[Entries from a dataset of interfaces]
%%
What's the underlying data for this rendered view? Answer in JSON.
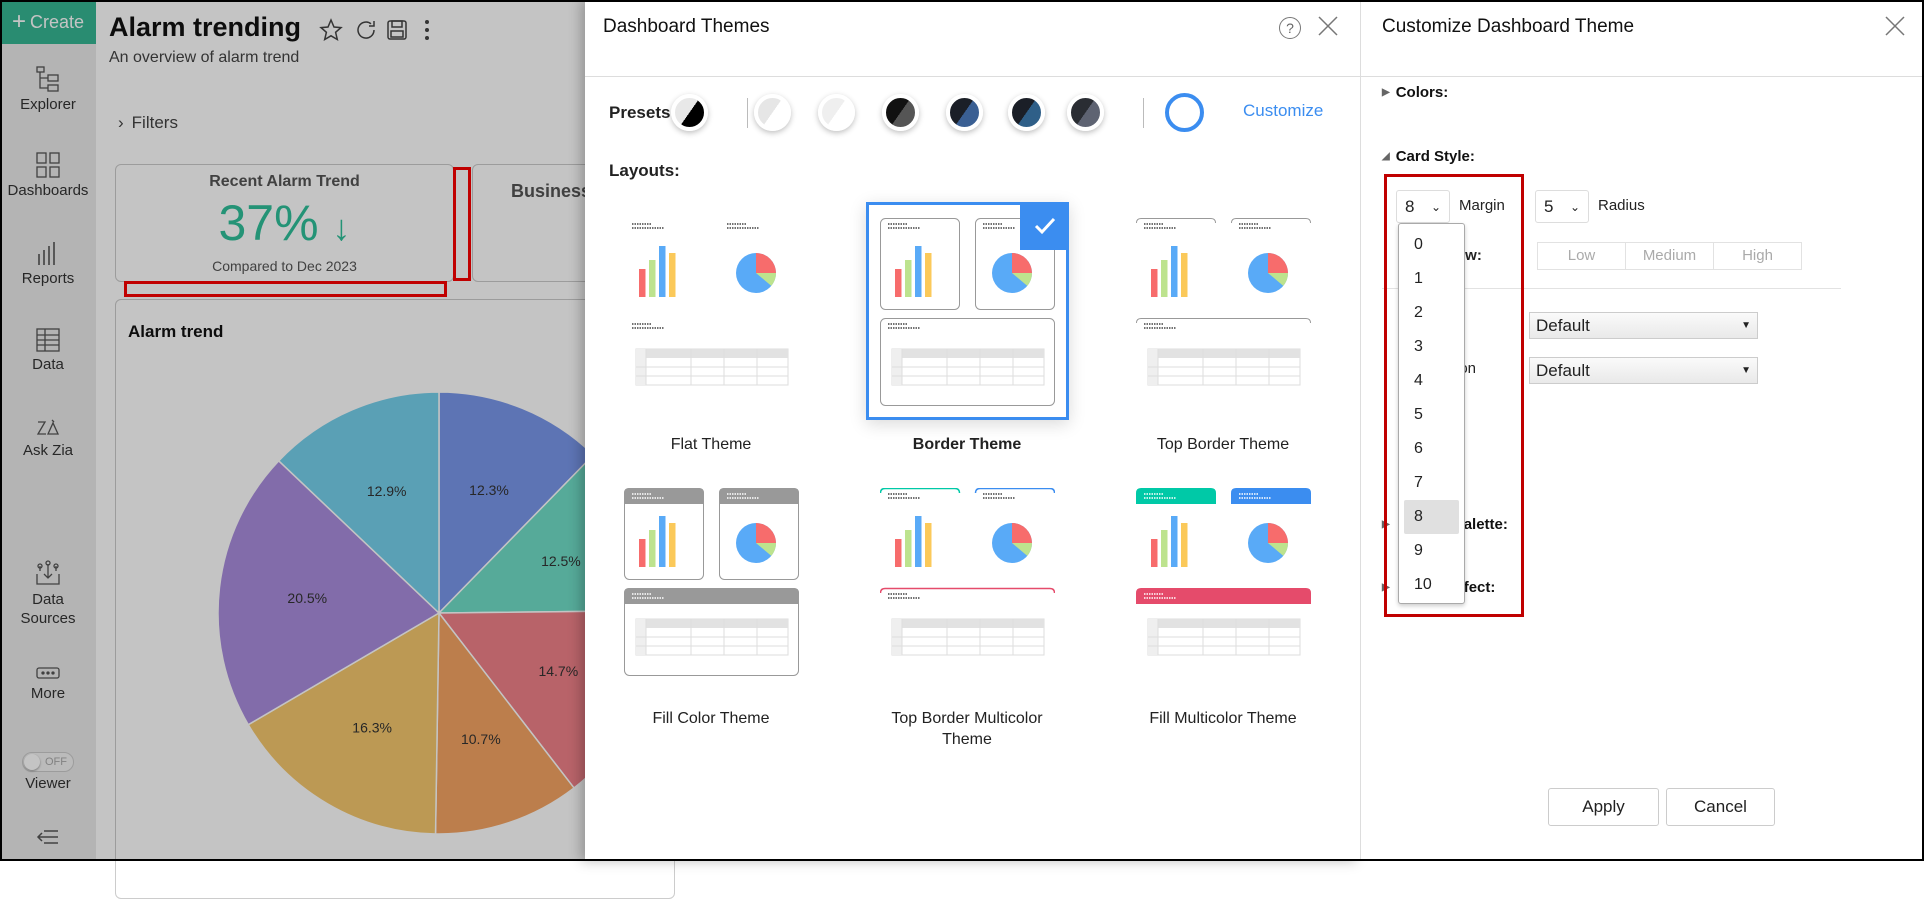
{
  "sidebar": {
    "create_label": "Create",
    "items": [
      {
        "label": "Explorer",
        "icon": "explorer-icon"
      },
      {
        "label": "Dashboards",
        "icon": "dashboards-icon"
      },
      {
        "label": "Reports",
        "icon": "reports-icon"
      },
      {
        "label": "Data",
        "icon": "data-table-icon"
      },
      {
        "label": "Ask Zia",
        "icon": "zia-icon"
      },
      {
        "label": "Data Sources",
        "icon": "data-sources-icon"
      },
      {
        "label": "More",
        "icon": "more-icon"
      }
    ],
    "viewer_toggle": {
      "state": "OFF",
      "label": "Viewer"
    },
    "collapse_icon": "collapse-menu-icon"
  },
  "dashboard": {
    "title": "Alarm trending",
    "subtitle": "An overview of alarm trend",
    "filters_label": "Filters",
    "kpi": {
      "title": "Recent Alarm Trend",
      "value": "37%",
      "arrow": "↓",
      "comparison": "Compared to Dec 2023",
      "value_color": "#30c09a"
    },
    "business_card_title": "Business",
    "chart_title": "Alarm trend"
  },
  "chart_data": {
    "type": "pie",
    "title": "Alarm trend",
    "values": [
      12.3,
      12.5,
      14.7,
      10.7,
      16.3,
      20.5,
      12.9
    ],
    "labels": [
      "12.3%",
      "12.5%",
      "14.7%",
      "10.7%",
      "16.3%",
      "20.5%",
      "12.9%"
    ],
    "colors": [
      "#7997eb",
      "#71dec8",
      "#f08189",
      "#f5a563",
      "#f5c86e",
      "#a98ddd",
      "#76d0ec"
    ]
  },
  "themes_panel": {
    "title": "Dashboard Themes",
    "presets_label": "Presets:",
    "presets": [
      {
        "a": "#e8e8e8",
        "b": "#000000"
      },
      {
        "a": "#e6e6e6",
        "b": "#ffffff"
      },
      {
        "a": "#efefef",
        "b": "#ffffff"
      },
      {
        "a": "#111111",
        "b": "#555555"
      },
      {
        "a": "#1b1f27",
        "b": "#3a5f93"
      },
      {
        "a": "#1b1f27",
        "b": "#2f5f88"
      },
      {
        "a": "#2a2d33",
        "b": "#5e6372"
      }
    ],
    "customize_label": "Customize",
    "accent": "#3b8df0",
    "layouts_label": "Layouts:",
    "layouts": [
      {
        "label": "Flat Theme",
        "variant": "flat",
        "selected": false
      },
      {
        "label": "Border Theme",
        "variant": "border",
        "selected": true
      },
      {
        "label": "Top Border Theme",
        "variant": "topborder",
        "selected": false
      },
      {
        "label": "Fill Color Theme",
        "variant": "fill",
        "selected": false
      },
      {
        "label": "Top Border Multicolor Theme",
        "variant": "topmulti",
        "selected": false
      },
      {
        "label": "Fill Multicolor Theme",
        "variant": "fillmulti",
        "selected": false
      }
    ]
  },
  "customize_panel": {
    "title": "Customize Dashboard Theme",
    "colors_label": "Colors:",
    "card_style_label": "Card Style:",
    "margin": {
      "value": "8",
      "label": "Margin",
      "options": [
        "0",
        "1",
        "2",
        "3",
        "4",
        "5",
        "6",
        "7",
        "8",
        "9",
        "10"
      ]
    },
    "radius": {
      "value": "5",
      "label": "Radius"
    },
    "shadow_label_fragment": "ow:",
    "shadow_options": [
      "Low",
      "Medium",
      "High"
    ],
    "select1_value": "Default",
    "select2_label_fragment": "ion",
    "select2_value": "Default",
    "palette_label_fragment": "alette:",
    "effect_label_fragment": "fect:",
    "apply_label": "Apply",
    "cancel_label": "Cancel"
  }
}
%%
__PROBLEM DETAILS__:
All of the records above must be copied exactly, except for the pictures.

__FINISHED TASK__:
What's the underlying data for this rendered view? Answer in JSON.
{
  "sidebar": {
    "create_label": "Create",
    "items": [
      {
        "label": "Explorer",
        "icon": "explorer-icon"
      },
      {
        "label": "Dashboards",
        "icon": "dashboards-icon"
      },
      {
        "label": "Reports",
        "icon": "reports-icon"
      },
      {
        "label": "Data",
        "icon": "data-table-icon"
      },
      {
        "label": "Ask Zia",
        "icon": "zia-icon"
      },
      {
        "label": "Data Sources",
        "icon": "data-sources-icon"
      },
      {
        "label": "More",
        "icon": "more-icon"
      }
    ],
    "viewer_toggle": {
      "state": "OFF",
      "label": "Viewer"
    },
    "collapse_icon": "collapse-menu-icon"
  },
  "dashboard": {
    "title": "Alarm trending",
    "subtitle": "An overview of alarm trend",
    "filters_label": "Filters",
    "kpi": {
      "title": "Recent Alarm Trend",
      "value": "37%",
      "arrow": "↓",
      "comparison": "Compared to Dec 2023",
      "value_color": "#30c09a"
    },
    "business_card_title": "Business",
    "chart_title": "Alarm trend"
  },
  "chart_data": {
    "type": "pie",
    "title": "Alarm trend",
    "values": [
      12.3,
      12.5,
      14.7,
      10.7,
      16.3,
      20.5,
      12.9
    ],
    "labels": [
      "12.3%",
      "12.5%",
      "14.7%",
      "10.7%",
      "16.3%",
      "20.5%",
      "12.9%"
    ],
    "colors": [
      "#7997eb",
      "#71dec8",
      "#f08189",
      "#f5a563",
      "#f5c86e",
      "#a98ddd",
      "#76d0ec"
    ]
  },
  "themes_panel": {
    "title": "Dashboard Themes",
    "presets_label": "Presets:",
    "presets": [
      {
        "a": "#e8e8e8",
        "b": "#000000"
      },
      {
        "a": "#e6e6e6",
        "b": "#ffffff"
      },
      {
        "a": "#efefef",
        "b": "#ffffff"
      },
      {
        "a": "#111111",
        "b": "#555555"
      },
      {
        "a": "#1b1f27",
        "b": "#3a5f93"
      },
      {
        "a": "#1b1f27",
        "b": "#2f5f88"
      },
      {
        "a": "#2a2d33",
        "b": "#5e6372"
      }
    ],
    "customize_label": "Customize",
    "accent": "#3b8df0",
    "layouts_label": "Layouts:",
    "layouts": [
      {
        "label": "Flat Theme",
        "variant": "flat",
        "selected": false
      },
      {
        "label": "Border Theme",
        "variant": "border",
        "selected": true
      },
      {
        "label": "Top Border Theme",
        "variant": "topborder",
        "selected": false
      },
      {
        "label": "Fill Color Theme",
        "variant": "fill",
        "selected": false
      },
      {
        "label": "Top Border Multicolor Theme",
        "variant": "topmulti",
        "selected": false
      },
      {
        "label": "Fill Multicolor Theme",
        "variant": "fillmulti",
        "selected": false
      }
    ]
  },
  "customize_panel": {
    "title": "Customize Dashboard Theme",
    "colors_label": "Colors:",
    "card_style_label": "Card Style:",
    "margin": {
      "value": "8",
      "label": "Margin",
      "options": [
        "0",
        "1",
        "2",
        "3",
        "4",
        "5",
        "6",
        "7",
        "8",
        "9",
        "10"
      ]
    },
    "radius": {
      "value": "5",
      "label": "Radius"
    },
    "shadow_label_fragment": "ow:",
    "shadow_options": [
      "Low",
      "Medium",
      "High"
    ],
    "select1_value": "Default",
    "select2_label_fragment": "ion",
    "select2_value": "Default",
    "palette_label_fragment": "alette:",
    "effect_label_fragment": "fect:",
    "apply_label": "Apply",
    "cancel_label": "Cancel"
  }
}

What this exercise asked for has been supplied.